At the same time, state lawmakers adopted a final report Tuesday morning with recommendations for expanding 5G in Georgia: providing Internet speeds up to 10 times faster than 4G using small wireless devices and antennas. It also increases bandwidth and reliability in heavily populated areas and largely depends on fiber optic cables.

Sen. Frank Ginn is chair of the committee. He said he tried to mediate between city and county governments concerned about “local control” of their public right-of-ways and the telecommunications industry wanting to install equipment more easily.

“We said either y’all work it out and then we can ratify it in state law or we’re going to address it in state law without y’all having an agreement,” Ginn said. “And to me, I think that was the catalyst to make things happen.”

Committee member Sen. Steve Gooch says he thinks it will benefit rural Georgia.

“Even in a small rural area where there’s a downtown community like Dahlonega or Dawsonville, Cumming, you’ll see 5G deployed in those areas as well, but initially I think you’re going to see most of it in the urban areas and the suburban markets,” Gooch said.

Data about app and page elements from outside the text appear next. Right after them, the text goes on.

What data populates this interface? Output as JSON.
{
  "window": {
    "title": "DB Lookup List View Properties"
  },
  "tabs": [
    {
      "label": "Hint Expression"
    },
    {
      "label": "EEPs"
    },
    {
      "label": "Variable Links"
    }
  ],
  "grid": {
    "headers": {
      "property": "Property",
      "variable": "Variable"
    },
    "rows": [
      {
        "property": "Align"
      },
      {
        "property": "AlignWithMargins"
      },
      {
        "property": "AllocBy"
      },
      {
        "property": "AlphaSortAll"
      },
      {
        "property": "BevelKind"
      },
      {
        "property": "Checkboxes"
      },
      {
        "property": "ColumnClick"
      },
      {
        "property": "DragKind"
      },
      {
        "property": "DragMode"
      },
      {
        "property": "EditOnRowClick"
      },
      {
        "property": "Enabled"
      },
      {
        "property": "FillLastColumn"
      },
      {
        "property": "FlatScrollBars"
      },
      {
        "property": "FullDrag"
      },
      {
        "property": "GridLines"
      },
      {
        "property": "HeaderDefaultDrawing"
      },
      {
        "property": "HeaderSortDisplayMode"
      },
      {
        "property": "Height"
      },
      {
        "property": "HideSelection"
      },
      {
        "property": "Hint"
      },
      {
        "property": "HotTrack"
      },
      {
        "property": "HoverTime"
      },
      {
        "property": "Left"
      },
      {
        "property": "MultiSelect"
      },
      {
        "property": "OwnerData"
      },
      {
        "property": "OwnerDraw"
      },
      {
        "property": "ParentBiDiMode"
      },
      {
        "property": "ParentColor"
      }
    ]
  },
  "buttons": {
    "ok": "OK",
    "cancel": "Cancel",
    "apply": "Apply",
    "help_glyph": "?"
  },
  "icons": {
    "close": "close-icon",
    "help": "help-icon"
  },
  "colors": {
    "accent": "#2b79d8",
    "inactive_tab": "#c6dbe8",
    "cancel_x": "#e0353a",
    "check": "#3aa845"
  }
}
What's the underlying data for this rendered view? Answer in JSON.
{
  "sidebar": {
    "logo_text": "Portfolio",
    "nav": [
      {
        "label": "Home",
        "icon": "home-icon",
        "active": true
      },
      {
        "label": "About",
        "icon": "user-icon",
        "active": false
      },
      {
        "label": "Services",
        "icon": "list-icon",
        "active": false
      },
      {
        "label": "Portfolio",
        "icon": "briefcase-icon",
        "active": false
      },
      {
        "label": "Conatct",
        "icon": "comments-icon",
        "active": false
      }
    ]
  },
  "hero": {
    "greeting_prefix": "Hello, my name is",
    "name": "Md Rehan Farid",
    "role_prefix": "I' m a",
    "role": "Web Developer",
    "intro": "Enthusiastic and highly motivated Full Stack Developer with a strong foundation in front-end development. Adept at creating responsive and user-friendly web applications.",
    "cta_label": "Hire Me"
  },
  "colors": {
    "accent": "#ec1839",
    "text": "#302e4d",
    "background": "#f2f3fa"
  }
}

Gooch said the bill passed twice in the Senate last year, but failed to pass in the House. He expects it to pass easily early next year.

The committee’s report encourages more cooperation between city and county governments that are concerned about “local control” of their public right-of-ways and the telecommunications industry wanting to install equipment more easily.

Another recommendation is to charge wireless companies less than what the Georgia Department of Transportation charges for access to right of ways in order to lower costs for companies that want to expand internet and phone service.

Todd Edwards, deputy legislative director of the Association of County Commissioners of Georgia, said he worked for many months on a compromise, but does not support the last-minute amendment to the report.

“There’s a set state rate for DOT involving the fiber and telecommunications equipment in the right of way,” Edwards said. “I think it’s a double standard to say local governments should do this but yet, having DOT, the state, charge whatever they want, I think it should be a level playing field. All right of ways should apply.”